While there is some mystery, it is believed that the first Jew probably arrived with Captain Cook in 1769. Alexander Salmon, according to Virtual Jewish History, moved to Tahiti, and later married Arrioehau, a Polynesian princess. Most Tahitian Jews, originated from North Africa and say they are French, Sephardic and Orthodox.
With the arrival of Catholic priests, most Jews either converted or assimilated. In the 1960s, Algerian Jews created a practicing Jewish community.
There are approximately 200 Jews living in Tahiti. Acclaimed journalist and author Ben Frank, author of "The Scattered Tribe: Traveling to the Diaspora From Cuba to India to Tahiti & Beyond" has described his Jewish experience in Tahiti. Its synagogue, “Ahavah v’Achvah,” located in the Capitol, Papeete, means “love and friendship.” Built in 1993, nestled against palm and fruit trees the synagogue has a mikveh and social hall. A Shamash does live on the premises.
An active Committee of Ten devotees organizes traditional rites and the Sunday school.
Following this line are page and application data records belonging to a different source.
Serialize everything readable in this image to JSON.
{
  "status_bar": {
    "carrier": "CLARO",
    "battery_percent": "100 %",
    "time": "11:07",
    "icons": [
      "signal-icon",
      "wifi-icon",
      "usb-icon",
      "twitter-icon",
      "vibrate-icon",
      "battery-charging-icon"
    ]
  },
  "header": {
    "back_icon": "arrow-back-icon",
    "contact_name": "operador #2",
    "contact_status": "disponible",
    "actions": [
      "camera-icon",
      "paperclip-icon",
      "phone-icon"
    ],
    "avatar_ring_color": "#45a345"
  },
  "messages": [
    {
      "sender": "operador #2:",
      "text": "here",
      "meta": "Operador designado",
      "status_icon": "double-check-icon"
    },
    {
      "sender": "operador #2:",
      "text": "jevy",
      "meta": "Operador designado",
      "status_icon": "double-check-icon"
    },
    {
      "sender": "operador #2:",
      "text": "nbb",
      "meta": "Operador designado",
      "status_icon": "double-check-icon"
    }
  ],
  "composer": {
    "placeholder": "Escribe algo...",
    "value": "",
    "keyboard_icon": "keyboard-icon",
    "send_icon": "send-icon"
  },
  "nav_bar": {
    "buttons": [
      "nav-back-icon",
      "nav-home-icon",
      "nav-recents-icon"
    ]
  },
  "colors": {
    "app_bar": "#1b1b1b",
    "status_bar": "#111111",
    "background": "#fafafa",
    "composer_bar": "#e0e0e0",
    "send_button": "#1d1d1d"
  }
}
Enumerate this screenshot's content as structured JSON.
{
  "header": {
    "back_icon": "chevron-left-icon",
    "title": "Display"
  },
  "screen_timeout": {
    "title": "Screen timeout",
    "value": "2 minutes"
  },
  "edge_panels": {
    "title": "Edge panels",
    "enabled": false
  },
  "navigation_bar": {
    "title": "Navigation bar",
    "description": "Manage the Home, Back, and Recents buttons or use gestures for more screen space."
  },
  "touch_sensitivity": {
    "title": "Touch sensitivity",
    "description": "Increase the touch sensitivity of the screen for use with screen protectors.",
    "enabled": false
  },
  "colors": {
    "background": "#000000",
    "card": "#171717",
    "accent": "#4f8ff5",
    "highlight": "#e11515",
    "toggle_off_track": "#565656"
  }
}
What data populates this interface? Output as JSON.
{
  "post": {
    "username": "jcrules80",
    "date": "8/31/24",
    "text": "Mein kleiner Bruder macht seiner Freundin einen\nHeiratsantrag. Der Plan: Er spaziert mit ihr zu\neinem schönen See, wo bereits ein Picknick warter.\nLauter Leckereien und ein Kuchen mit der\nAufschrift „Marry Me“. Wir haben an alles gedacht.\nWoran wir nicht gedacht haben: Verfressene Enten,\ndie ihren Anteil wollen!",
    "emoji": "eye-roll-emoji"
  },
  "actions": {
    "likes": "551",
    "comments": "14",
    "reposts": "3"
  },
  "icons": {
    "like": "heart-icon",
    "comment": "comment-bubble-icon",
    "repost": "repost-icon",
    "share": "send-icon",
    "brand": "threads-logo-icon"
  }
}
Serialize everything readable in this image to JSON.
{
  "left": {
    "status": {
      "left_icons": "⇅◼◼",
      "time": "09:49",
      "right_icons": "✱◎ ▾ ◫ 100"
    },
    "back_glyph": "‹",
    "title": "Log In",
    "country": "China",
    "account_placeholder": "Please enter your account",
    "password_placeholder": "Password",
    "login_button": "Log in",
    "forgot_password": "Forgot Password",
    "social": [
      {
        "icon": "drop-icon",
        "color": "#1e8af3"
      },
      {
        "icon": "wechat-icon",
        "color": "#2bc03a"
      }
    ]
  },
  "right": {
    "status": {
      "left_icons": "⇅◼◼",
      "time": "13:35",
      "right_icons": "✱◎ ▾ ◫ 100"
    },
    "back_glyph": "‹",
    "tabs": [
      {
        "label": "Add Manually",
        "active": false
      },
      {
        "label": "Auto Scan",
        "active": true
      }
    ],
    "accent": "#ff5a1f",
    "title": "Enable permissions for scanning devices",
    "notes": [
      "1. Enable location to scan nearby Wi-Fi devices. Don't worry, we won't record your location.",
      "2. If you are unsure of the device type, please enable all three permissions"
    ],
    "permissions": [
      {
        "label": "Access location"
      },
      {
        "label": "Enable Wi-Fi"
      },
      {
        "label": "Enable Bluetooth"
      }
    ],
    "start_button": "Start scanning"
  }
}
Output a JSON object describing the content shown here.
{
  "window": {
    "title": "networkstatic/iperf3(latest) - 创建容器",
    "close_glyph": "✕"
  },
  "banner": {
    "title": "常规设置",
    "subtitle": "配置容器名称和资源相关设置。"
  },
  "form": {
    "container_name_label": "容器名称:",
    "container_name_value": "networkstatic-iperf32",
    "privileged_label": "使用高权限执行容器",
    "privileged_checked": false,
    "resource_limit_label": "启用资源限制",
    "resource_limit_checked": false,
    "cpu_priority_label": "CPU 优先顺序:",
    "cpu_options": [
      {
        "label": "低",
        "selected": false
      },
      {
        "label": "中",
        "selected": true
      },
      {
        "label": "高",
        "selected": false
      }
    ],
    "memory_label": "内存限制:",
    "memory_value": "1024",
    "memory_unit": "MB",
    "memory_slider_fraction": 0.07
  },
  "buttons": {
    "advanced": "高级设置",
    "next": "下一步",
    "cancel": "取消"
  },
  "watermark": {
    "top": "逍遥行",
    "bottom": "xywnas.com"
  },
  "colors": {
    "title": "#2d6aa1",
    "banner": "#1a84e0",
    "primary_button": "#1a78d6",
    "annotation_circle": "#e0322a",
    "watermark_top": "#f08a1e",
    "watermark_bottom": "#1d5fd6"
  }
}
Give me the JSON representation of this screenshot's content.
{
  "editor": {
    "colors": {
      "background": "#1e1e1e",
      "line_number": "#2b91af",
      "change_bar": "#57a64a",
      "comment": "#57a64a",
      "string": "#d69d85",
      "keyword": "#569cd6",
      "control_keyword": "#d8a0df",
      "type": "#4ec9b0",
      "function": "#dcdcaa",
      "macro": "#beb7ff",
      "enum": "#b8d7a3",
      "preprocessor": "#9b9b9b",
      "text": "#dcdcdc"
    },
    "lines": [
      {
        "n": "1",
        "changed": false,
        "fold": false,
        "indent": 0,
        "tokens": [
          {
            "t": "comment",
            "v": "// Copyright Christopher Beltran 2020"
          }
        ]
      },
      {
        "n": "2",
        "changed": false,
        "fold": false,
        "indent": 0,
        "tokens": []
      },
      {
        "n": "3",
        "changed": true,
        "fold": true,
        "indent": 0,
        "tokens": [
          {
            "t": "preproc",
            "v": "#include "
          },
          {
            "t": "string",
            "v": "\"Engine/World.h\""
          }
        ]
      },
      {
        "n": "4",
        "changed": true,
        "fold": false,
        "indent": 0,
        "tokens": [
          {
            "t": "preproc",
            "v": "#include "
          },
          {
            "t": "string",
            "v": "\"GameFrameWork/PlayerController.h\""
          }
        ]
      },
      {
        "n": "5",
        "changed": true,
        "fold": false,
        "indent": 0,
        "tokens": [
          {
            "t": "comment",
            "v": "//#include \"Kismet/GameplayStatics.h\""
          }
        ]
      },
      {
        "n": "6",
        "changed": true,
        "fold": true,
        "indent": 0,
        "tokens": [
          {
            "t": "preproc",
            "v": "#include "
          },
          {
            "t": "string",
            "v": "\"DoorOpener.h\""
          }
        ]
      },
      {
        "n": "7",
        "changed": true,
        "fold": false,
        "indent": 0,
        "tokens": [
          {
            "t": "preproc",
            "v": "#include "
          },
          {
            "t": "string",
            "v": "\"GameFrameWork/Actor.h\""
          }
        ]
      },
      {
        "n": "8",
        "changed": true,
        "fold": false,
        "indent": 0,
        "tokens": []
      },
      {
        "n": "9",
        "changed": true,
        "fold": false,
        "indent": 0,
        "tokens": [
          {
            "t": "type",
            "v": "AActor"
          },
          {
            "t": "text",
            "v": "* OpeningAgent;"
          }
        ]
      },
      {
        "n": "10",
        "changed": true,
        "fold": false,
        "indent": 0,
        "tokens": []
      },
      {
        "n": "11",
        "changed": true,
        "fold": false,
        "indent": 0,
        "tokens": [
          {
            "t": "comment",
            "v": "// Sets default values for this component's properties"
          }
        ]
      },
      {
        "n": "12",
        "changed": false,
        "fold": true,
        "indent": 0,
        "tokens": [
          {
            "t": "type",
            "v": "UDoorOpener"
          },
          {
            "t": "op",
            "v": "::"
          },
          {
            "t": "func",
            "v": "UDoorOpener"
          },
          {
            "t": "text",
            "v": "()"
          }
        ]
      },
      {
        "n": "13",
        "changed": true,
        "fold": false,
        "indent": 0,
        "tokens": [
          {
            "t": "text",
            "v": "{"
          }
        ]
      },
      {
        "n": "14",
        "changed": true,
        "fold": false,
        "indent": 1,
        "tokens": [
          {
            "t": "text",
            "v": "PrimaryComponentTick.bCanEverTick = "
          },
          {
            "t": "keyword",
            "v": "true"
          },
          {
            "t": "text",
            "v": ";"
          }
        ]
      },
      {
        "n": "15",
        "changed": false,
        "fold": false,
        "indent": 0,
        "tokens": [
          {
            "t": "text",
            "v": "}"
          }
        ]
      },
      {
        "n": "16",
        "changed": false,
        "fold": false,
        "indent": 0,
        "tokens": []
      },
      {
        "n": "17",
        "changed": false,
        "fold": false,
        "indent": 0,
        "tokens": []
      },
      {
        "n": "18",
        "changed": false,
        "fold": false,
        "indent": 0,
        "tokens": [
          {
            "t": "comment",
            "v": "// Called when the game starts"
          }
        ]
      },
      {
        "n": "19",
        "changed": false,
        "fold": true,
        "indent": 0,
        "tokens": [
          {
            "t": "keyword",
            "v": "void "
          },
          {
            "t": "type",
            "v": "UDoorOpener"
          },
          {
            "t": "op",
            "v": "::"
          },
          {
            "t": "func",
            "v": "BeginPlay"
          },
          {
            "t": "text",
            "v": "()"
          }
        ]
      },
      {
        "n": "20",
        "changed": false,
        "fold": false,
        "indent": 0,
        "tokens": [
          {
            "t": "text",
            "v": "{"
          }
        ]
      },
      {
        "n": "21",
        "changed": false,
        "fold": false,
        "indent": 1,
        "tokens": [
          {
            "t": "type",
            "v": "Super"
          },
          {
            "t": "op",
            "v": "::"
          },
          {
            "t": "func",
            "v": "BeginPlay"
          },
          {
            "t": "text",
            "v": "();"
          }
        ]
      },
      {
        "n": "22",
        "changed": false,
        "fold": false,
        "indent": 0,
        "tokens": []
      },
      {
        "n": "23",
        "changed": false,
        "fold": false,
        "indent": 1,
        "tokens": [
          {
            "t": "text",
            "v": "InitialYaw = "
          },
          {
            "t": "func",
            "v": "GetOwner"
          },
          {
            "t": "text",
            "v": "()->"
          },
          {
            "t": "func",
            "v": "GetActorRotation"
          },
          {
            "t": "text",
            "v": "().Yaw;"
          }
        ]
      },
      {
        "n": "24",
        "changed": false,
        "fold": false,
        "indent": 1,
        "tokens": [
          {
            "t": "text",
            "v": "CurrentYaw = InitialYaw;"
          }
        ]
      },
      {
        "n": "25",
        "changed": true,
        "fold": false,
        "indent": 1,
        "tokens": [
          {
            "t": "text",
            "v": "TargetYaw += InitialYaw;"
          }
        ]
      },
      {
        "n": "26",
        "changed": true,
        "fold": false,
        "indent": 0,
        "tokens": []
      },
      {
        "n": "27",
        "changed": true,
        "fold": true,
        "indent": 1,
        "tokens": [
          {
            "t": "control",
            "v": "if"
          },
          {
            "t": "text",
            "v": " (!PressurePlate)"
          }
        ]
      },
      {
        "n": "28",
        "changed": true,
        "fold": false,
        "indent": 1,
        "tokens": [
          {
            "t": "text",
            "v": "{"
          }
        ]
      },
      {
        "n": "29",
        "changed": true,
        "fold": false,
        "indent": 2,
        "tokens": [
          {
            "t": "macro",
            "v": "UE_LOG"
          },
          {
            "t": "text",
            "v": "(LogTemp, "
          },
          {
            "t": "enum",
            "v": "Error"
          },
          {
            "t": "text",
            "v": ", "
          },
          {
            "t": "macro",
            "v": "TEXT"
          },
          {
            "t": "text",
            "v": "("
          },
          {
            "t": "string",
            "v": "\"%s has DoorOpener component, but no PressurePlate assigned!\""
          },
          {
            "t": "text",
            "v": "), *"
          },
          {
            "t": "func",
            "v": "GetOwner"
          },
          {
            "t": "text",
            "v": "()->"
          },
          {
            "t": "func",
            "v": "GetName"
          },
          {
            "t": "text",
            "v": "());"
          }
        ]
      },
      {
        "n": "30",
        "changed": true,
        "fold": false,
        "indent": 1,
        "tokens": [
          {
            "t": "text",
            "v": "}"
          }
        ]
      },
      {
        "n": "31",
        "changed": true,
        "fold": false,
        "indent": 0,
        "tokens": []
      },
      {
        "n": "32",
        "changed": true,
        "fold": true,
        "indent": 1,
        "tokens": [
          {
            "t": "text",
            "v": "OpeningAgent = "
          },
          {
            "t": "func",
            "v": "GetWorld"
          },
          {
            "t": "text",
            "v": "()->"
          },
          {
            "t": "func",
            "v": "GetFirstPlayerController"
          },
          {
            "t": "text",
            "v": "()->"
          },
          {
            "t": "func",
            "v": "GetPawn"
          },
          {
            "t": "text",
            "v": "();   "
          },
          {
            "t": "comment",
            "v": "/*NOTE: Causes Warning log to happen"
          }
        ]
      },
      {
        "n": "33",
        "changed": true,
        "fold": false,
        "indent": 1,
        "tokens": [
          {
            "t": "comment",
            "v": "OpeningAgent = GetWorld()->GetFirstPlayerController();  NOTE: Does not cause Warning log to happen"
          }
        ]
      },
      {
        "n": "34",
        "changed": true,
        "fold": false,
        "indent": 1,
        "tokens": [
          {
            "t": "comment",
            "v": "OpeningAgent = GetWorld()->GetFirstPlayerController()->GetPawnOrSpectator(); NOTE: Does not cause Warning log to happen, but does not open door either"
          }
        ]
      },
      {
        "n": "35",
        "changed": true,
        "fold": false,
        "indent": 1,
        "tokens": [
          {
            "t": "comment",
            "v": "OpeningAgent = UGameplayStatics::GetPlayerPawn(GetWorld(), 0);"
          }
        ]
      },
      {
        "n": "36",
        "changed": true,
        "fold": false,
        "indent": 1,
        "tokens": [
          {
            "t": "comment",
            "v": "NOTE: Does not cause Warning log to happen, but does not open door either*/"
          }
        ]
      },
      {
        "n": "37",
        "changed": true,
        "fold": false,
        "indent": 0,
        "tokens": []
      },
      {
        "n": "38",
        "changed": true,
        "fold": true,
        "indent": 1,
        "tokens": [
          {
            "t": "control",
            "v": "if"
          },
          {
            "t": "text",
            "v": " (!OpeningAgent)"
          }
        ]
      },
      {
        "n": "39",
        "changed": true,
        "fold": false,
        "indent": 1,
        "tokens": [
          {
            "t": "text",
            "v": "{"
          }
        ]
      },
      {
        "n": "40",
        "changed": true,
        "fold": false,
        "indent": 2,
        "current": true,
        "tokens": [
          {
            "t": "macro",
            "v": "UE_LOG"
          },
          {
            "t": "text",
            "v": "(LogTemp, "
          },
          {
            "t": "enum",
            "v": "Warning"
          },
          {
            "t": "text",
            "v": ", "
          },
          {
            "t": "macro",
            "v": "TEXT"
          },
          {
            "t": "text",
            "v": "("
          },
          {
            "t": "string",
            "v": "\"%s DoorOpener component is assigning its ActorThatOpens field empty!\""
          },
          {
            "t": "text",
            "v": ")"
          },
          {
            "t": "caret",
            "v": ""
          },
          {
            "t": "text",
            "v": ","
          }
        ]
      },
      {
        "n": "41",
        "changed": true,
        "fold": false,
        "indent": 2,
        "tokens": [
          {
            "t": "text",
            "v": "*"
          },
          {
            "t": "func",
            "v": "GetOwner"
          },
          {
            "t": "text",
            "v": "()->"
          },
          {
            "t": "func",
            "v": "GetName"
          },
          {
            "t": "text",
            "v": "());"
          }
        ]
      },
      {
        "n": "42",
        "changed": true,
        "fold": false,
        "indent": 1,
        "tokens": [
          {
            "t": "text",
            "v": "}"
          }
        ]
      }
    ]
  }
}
Kashrut is kept and food flown in to an island market that stocks kosher foods.
Finding Jewish clergy is a critical task for the High Holy Days in a place thousands of miles from its Jewish neighbors. During his trip in 2007, Frank reported that they considered hiring an Israeli rabbi but the costs were prohibitive for the small group. Shul members took the role of leading the congregation.
Jews in Tahiti are mostly business people, many involved in selling Tahitian pearls.
More than beauty, as the Polynesians are a peaceful people who respect others’ beliefs, there is no anti-Semitism to be found. And given the small Jewish population, they know one another, and are friends.
All in all, a great place to visit, for Jews and non-Jews alike!